Stop what you’re doing and read this
OK, “Seriously, read this. READ THIS! This story is amazing and beautiful and a blessing to your day. And it’ll blow your mind.” Jessica Shortall is talking about Sarah Spain’s piece for ESPN, which reveals The jaw-dropping story behind an NFL coach’s search for his family. Bob Cook says, “This story on @coachdmc and the twist in his search for his adoptive parents is amazing — and as an adoptee around his age, I feel every moment of his search.” We could tell you more about Kansas City Chiefs running back coach Deland McCullough’s quest to find his biological family, but we’re not going to spoil it for you. Just go read it. As David Haugh tweets, “Catching up to this @SarahSpain story. It’s one of those stop-what-you’re-doing-to-read stories. It’s worth the time. Tremendous job.”
A few more

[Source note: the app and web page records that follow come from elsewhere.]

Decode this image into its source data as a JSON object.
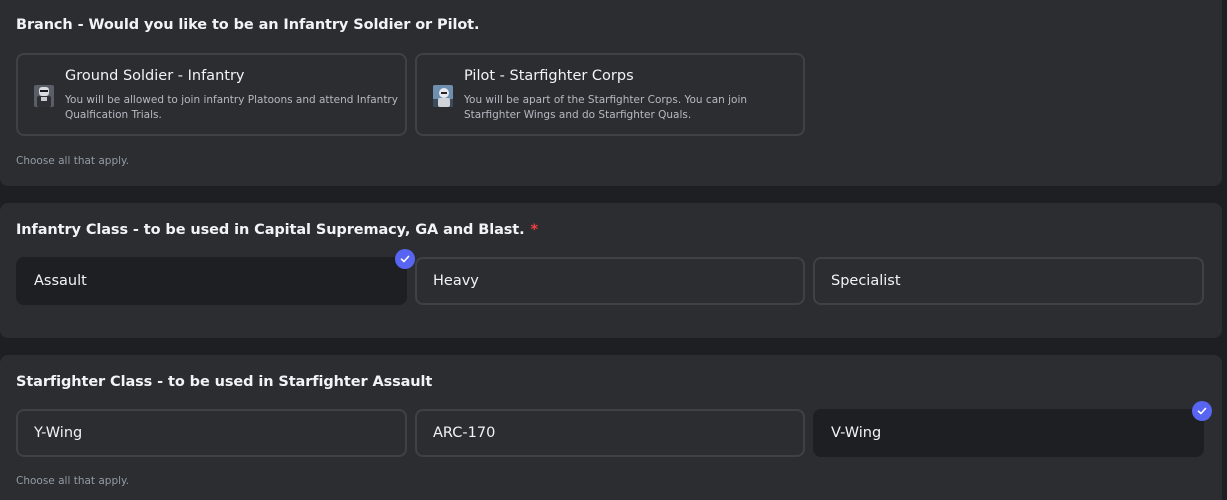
{
  "branch": {
    "title": "Branch - Would you like to be an Infantry Soldier or Pilot.",
    "options": [
      {
        "title": "Ground Soldier - Infantry",
        "description": "You will be allowed to join infantry Platoons and attend Infantry Qualfication Trials.",
        "icon": "infantry-soldier-icon"
      },
      {
        "title": "Pilot - Starfighter Corps",
        "description": "You will be apart of the Starfighter Corps. You can join Starfighter Wings and do Starfighter Quals.",
        "icon": "pilot-icon"
      }
    ],
    "hint": "Choose all that apply."
  },
  "infantry_class": {
    "title": "Infantry Class - to be used in Capital Supremacy, GA and Blast.",
    "required_mark": "*",
    "options": [
      {
        "label": "Assault",
        "selected": true
      },
      {
        "label": "Heavy",
        "selected": false
      },
      {
        "label": "Specialist",
        "selected": false
      }
    ]
  },
  "starfighter_class": {
    "title": "Starfighter Class - to be used in Starfighter Assault",
    "options": [
      {
        "label": "Y-Wing",
        "selected": false
      },
      {
        "label": "ARC-170",
        "selected": false
      },
      {
        "label": "V-Wing",
        "selected": true
      }
    ],
    "hint": "Choose all that apply."
  },
  "colors": {
    "background": "#1e1f22",
    "card": "#2b2d31",
    "border": "#3f4147",
    "accent": "#5865f2",
    "required": "#f23f43"
  }
}
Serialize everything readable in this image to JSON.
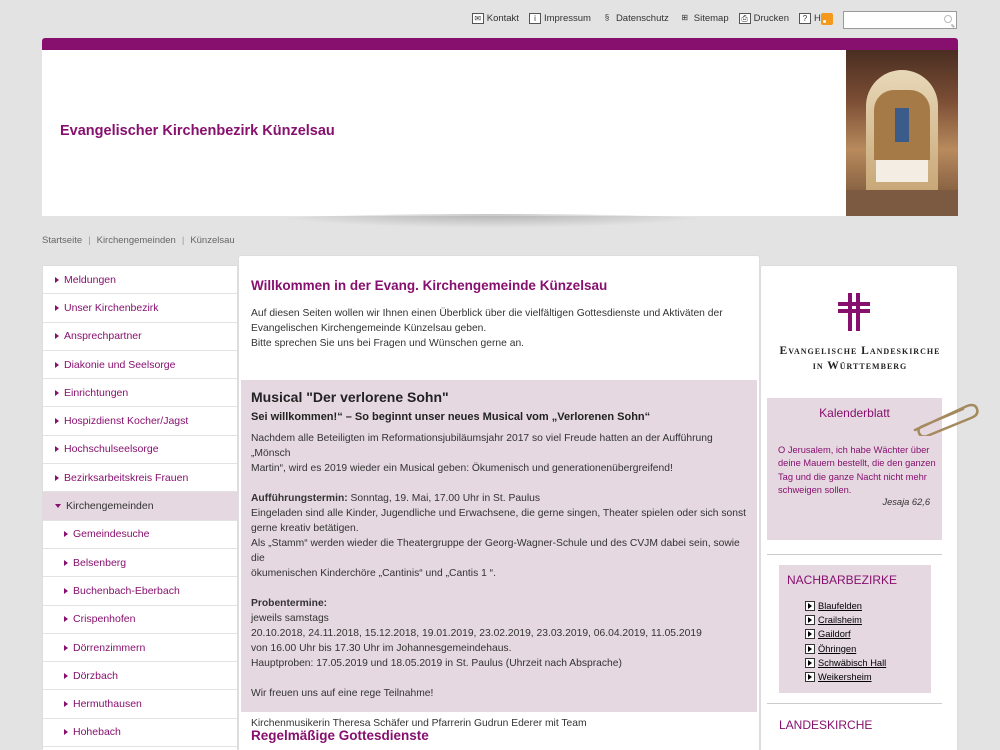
{
  "toplinks": [
    {
      "icon": "mail-icon",
      "glyph": "✉",
      "label": "Kontakt"
    },
    {
      "icon": "info-icon",
      "glyph": "i",
      "label": "Impressum"
    },
    {
      "icon": "paragraph-icon",
      "glyph": "§",
      "label": "Datenschutz"
    },
    {
      "icon": "sitemap-icon",
      "glyph": "⊞",
      "label": "Sitemap"
    },
    {
      "icon": "printer-icon",
      "glyph": "⎙",
      "label": "Drucken"
    },
    {
      "icon": "help-icon",
      "glyph": "?",
      "label": "Hilfe"
    }
  ],
  "search": {
    "placeholder": "",
    "value": ""
  },
  "header": {
    "title": "Evangelischer Kirchenbezirk Künzelsau"
  },
  "breadcrumb": [
    "Startseite",
    "Kirchengemeinden",
    "Künzelsau"
  ],
  "nav": [
    {
      "label": "Meldungen",
      "level": 0
    },
    {
      "label": "Unser Kirchenbezirk",
      "level": 0
    },
    {
      "label": "Ansprechpartner",
      "level": 0
    },
    {
      "label": "Diakonie und Seelsorge",
      "level": 0
    },
    {
      "label": "Einrichtungen",
      "level": 0
    },
    {
      "label": "Hospizdienst Kocher/Jagst",
      "level": 0
    },
    {
      "label": "Hochschulseelsorge",
      "level": 0
    },
    {
      "label": "Bezirksarbeitskreis Frauen",
      "level": 0
    },
    {
      "label": "Kirchengemeinden",
      "level": 0,
      "active": true
    },
    {
      "label": "Gemeindesuche",
      "level": 1
    },
    {
      "label": "Belsenberg",
      "level": 1
    },
    {
      "label": "Buchenbach-Eberbach",
      "level": 1
    },
    {
      "label": "Crispenhofen",
      "level": 1
    },
    {
      "label": "Dörrenzimmern",
      "level": 1
    },
    {
      "label": "Dörzbach",
      "level": 1
    },
    {
      "label": "Hermuthausen",
      "level": 1
    },
    {
      "label": "Hohebach",
      "level": 1
    }
  ],
  "main": {
    "welcome_title": "Willkommen in der Evang. Kirchengemeinde Künzelsau",
    "welcome_line1": "Auf diesen Seiten wollen wir Ihnen einen Überblick über die vielfältigen Gottesdienste und Aktiväten der",
    "welcome_line2": "Evangelischen Kirchengemeinde Künzelsau geben.",
    "welcome_line3": "Bitte sprechen Sie uns bei Fragen und Wünschen gerne an.",
    "musical": {
      "title": "Musical \"Der verlorene Sohn\"",
      "subtitle": "Sei willkommen!“ – So beginnt unser neues Musical vom „Verlorenen Sohn“",
      "intro1": "Nachdem alle Beteiligten im Reformationsjubiläumsjahr 2017 so viel Freude hatten an der Aufführung „Mönsch",
      "intro2": "Martin“, wird es 2019 wieder ein Musical geben: Ökumenisch und generationenübergreifend!",
      "termin_label": "Aufführungstermin:",
      "termin_value": " Sonntag, 19. Mai, 17.00 Uhr in St. Paulus",
      "invite1": "Eingeladen sind alle Kinder, Jugendliche und Erwachsene, die gerne singen, Theater spielen oder sich sonst",
      "invite2": "gerne kreativ betätigen.",
      "stamm1": "Als „Stamm“ werden wieder die Theatergruppe der Georg-Wagner-Schule und des CVJM dabei sein, sowie die",
      "stamm2": "ökumenischen Kinderchöre „Cantinis“ und „Cantis 1 “.",
      "probe_label": "Probentermine:",
      "probe1": "jeweils samstags",
      "probe2": "20.10.2018, 24.11.2018, 15.12.2018, 19.01.2019, 23.02.2019, 23.03.2019, 06.04.2019, 11.05.2019",
      "probe3": "von 16.00 Uhr bis 17.30 Uhr im Johannesgemeindehaus.",
      "probe4": "Hauptproben: 17.05.2019 und 18.05.2019 in St. Paulus (Uhrzeit nach Absprache)",
      "closing": "Wir freuen uns auf eine rege Teilnahme!",
      "signature": "Kirchenmusikerin Theresa Schäfer und Pfarrerin Gudrun Ederer mit Team"
    },
    "regel_title": "Regelmäßige Gottesdienste"
  },
  "right": {
    "logo_line1": "Evangelische Landeskirche",
    "logo_line2": "in Württemberg",
    "kalender_title": "Kalenderblatt",
    "kalender_text": "O Jerusalem, ich habe Wächter über deine Mauern bestellt, die den ganzen Tag und die ganze Nacht nicht mehr schweigen sollen.",
    "kalender_source": "Jesaja 62,6",
    "nachbar_title": "NACHBARBEZIRKE",
    "nachbar_items": [
      "Blaufelden",
      "Crailsheim",
      "Gaildorf",
      "Öhringen",
      "Schwäbisch Hall",
      "Weikersheim"
    ],
    "landes_title": "LANDESKIRCHE"
  },
  "colors": {
    "brand": "#87106f",
    "box": "#e5d8e0",
    "background": "#e4e3e3"
  }
}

As TV Seeks Diverse Writing Ranks, Rising Demand Meets Short Supply, writes Cara Buckley of The New York Times. But a lot of people are retweeting Ava DuVernay’s take on it: “Nah. Short supply if you aren’t truly looking, listening, learning. Short supply if you’re just calling agencies and then calling it a day. There is no short supply. There is no crisis here. Just the need for the industry to stop talking, but not walking.” Adds Priyanka Mattoo, “EYEROLL I’ll staff you five great comedy writers and five great drama writers RIGHT NOW just pay attention. And enough with announcing diversity initiatives with zero follow through.”

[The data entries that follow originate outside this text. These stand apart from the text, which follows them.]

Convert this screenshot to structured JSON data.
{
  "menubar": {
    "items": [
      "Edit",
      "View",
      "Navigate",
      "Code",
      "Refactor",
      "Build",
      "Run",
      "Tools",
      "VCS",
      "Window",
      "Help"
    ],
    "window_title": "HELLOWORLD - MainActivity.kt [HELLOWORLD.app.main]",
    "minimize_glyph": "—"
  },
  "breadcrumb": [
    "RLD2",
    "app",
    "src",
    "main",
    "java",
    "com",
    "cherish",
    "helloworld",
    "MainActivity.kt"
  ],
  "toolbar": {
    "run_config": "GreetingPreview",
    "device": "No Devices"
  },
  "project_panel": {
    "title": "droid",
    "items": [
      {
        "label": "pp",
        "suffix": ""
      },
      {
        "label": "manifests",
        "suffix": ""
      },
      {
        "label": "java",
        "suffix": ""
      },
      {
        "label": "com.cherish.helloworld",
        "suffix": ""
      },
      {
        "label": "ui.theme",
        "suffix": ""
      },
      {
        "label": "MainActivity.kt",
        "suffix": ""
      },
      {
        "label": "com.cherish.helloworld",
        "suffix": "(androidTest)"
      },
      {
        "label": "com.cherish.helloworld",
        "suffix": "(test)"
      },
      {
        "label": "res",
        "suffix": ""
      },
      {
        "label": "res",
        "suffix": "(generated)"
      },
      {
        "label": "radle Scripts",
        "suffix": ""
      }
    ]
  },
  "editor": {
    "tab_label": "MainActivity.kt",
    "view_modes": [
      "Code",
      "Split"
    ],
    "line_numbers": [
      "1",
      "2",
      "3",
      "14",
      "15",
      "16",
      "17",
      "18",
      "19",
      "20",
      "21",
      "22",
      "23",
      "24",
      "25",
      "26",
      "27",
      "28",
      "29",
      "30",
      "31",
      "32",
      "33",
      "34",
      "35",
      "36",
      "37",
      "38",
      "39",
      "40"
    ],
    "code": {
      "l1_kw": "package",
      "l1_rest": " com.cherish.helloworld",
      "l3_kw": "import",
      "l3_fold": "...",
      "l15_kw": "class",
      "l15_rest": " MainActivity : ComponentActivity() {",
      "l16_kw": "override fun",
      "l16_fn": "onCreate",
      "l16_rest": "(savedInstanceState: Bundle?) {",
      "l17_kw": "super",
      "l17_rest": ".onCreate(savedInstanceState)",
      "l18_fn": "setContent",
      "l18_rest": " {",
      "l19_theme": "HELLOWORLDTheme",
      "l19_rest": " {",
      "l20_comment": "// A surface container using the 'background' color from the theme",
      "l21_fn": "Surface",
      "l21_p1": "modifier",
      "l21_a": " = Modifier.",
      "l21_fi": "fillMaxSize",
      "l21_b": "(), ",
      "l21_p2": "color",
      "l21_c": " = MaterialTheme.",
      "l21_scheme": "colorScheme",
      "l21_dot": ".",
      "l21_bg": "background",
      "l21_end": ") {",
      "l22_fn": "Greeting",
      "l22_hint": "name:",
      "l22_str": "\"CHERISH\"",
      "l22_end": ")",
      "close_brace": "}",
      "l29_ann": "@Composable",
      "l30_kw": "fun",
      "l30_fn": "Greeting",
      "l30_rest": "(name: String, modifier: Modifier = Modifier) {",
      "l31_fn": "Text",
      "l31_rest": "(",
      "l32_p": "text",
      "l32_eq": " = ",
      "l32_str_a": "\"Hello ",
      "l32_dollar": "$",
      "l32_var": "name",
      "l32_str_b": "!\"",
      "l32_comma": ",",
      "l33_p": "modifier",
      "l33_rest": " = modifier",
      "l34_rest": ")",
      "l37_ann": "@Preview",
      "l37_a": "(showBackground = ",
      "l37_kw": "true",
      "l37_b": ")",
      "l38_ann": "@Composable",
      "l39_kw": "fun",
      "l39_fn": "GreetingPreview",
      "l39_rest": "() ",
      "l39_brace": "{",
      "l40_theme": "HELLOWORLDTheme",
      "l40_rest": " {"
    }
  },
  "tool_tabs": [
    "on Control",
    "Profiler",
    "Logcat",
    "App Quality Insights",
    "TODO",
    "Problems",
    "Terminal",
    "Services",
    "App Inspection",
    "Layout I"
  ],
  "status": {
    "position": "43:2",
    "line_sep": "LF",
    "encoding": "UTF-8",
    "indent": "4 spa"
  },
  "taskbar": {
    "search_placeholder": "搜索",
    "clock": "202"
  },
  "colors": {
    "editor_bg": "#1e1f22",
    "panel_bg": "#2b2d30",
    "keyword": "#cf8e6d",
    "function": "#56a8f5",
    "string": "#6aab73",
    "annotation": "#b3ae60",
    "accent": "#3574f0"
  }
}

Meanwhile, “Go ahead and luxuriate in the million-dollar earrings and private jets of ‘Crazy Rich Asians.’ Singaporeans would like you to know that in reality, things here can get even richer and even crazier.” Shashank Bengali links to his piece in The Los Angeles Times, How famously uptight Singapore become a playground for Asia’s ‘crazy rich.’
Jason Lemon of Newsweek reports, Paul McCartney Once Saw God During a Drug Trip And Claims It Looked Like a ‘Massive Wall.’ (That’s “British singer Paul McCartney,” as the piece clarifies, in case you weren’t familiar.)
And finally, today, Marc Silver, editor of NPR’s Goats and Soda blog, caved in and took a goat yoga class. The verdict: Goat Yoga Is ‘Preposterous’ Says Goat Yoga Teacher. It’s Also ... Terrific!